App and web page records
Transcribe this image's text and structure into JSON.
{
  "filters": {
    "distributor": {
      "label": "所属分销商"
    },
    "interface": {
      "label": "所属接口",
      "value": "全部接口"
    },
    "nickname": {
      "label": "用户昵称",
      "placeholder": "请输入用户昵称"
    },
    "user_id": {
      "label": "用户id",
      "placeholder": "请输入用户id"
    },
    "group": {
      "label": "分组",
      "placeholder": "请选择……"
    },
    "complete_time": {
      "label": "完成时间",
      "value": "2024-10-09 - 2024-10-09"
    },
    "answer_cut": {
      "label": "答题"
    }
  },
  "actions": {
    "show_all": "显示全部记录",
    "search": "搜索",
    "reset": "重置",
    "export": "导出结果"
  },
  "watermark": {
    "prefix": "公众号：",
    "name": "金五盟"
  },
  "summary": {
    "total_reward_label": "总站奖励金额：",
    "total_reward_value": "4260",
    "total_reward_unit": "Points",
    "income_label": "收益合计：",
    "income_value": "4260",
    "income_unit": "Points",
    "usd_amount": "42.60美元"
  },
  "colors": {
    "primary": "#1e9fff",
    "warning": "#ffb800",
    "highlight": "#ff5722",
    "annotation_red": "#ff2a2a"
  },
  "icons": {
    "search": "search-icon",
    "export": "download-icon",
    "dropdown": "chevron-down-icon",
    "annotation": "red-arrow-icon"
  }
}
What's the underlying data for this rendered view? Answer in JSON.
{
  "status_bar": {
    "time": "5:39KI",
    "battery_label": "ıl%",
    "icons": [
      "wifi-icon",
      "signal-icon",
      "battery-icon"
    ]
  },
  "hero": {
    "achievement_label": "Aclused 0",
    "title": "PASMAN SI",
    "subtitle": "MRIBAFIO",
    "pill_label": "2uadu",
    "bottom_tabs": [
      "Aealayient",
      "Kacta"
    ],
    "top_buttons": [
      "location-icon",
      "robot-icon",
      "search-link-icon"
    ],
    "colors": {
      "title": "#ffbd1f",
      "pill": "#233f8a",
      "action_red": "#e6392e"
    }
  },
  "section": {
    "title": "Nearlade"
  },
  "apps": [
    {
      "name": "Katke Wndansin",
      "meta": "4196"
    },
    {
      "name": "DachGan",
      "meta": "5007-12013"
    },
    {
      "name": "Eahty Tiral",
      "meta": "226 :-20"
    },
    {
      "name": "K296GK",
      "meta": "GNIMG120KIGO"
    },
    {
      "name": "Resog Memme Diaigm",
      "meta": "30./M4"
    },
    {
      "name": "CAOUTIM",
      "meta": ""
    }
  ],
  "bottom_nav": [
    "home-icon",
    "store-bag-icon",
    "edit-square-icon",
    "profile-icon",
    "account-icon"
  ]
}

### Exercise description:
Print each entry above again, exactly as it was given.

### Task output:
Transcribe this image's text and structure into JSON.
{
  "filters": {
    "distributor": {
      "label": "所属分销商"
    },
    "interface": {
      "label": "所属接口",
      "value": "全部接口"
    },
    "nickname": {
      "label": "用户昵称",
      "placeholder": "请输入用户昵称"
    },
    "user_id": {
      "label": "用户id",
      "placeholder": "请输入用户id"
    },
    "group": {
      "label": "分组",
      "placeholder": "请选择……"
    },
    "complete_time": {
      "label": "完成时间",
      "value": "2024-10-09 - 2024-10-09"
    },
    "answer_cut": {
      "label": "答题"
    }
  },
  "actions": {
    "show_all": "显示全部记录",
    "search": "搜索",
    "reset": "重置",
    "export": "导出结果"
  },
  "watermark": {
    "prefix": "公众号：",
    "name": "金五盟"
  },
  "summary": {
    "total_reward_label": "总站奖励金额：",
    "total_reward_value": "4260",
    "total_reward_unit": "Points",
    "income_label": "收益合计：",
    "income_value": "4260",
    "income_unit": "Points",
    "usd_amount": "42.60美元"
  },
  "colors": {
    "primary": "#1e9fff",
    "warning": "#ffb800",
    "highlight": "#ff5722",
    "annotation_red": "#ff2a2a"
  },
  "icons": {
    "search": "search-icon",
    "export": "download-icon",
    "dropdown": "chevron-down-icon",
    "annotation": "red-arrow-icon"
  }
}
What's the underlying data for this rendered view? Answer in JSON.
{
  "status_bar": {
    "time": "5:39KI",
    "battery_label": "ıl%",
    "icons": [
      "wifi-icon",
      "signal-icon",
      "battery-icon"
    ]
  },
  "hero": {
    "achievement_label": "Aclused 0",
    "title": "PASMAN SI",
    "subtitle": "MRIBAFIO",
    "pill_label": "2uadu",
    "bottom_tabs": [
      "Aealayient",
      "Kacta"
    ],
    "top_buttons": [
      "location-icon",
      "robot-icon",
      "search-link-icon"
    ],
    "colors": {
      "title": "#ffbd1f",
      "pill": "#233f8a",
      "action_red": "#e6392e"
    }
  },
  "section": {
    "title": "Nearlade"
  },
  "apps": [
    {
      "name": "Katke Wndansin",
      "meta": "4196"
    },
    {
      "name": "DachGan",
      "meta": "5007-12013"
    },
    {
      "name": "Eahty Tiral",
      "meta": "226 :-20"
    },
    {
      "name": "K296GK",
      "meta": "GNIMG120KIGO"
    },
    {
      "name": "Resog Memme Diaigm",
      "meta": "30./M4"
    },
    {
      "name": "CAOUTIM",
      "meta": ""
    }
  ],
  "bottom_nav": [
    "home-icon",
    "store-bag-icon",
    "edit-square-icon",
    "profile-icon",
    "account-icon"
  ]
}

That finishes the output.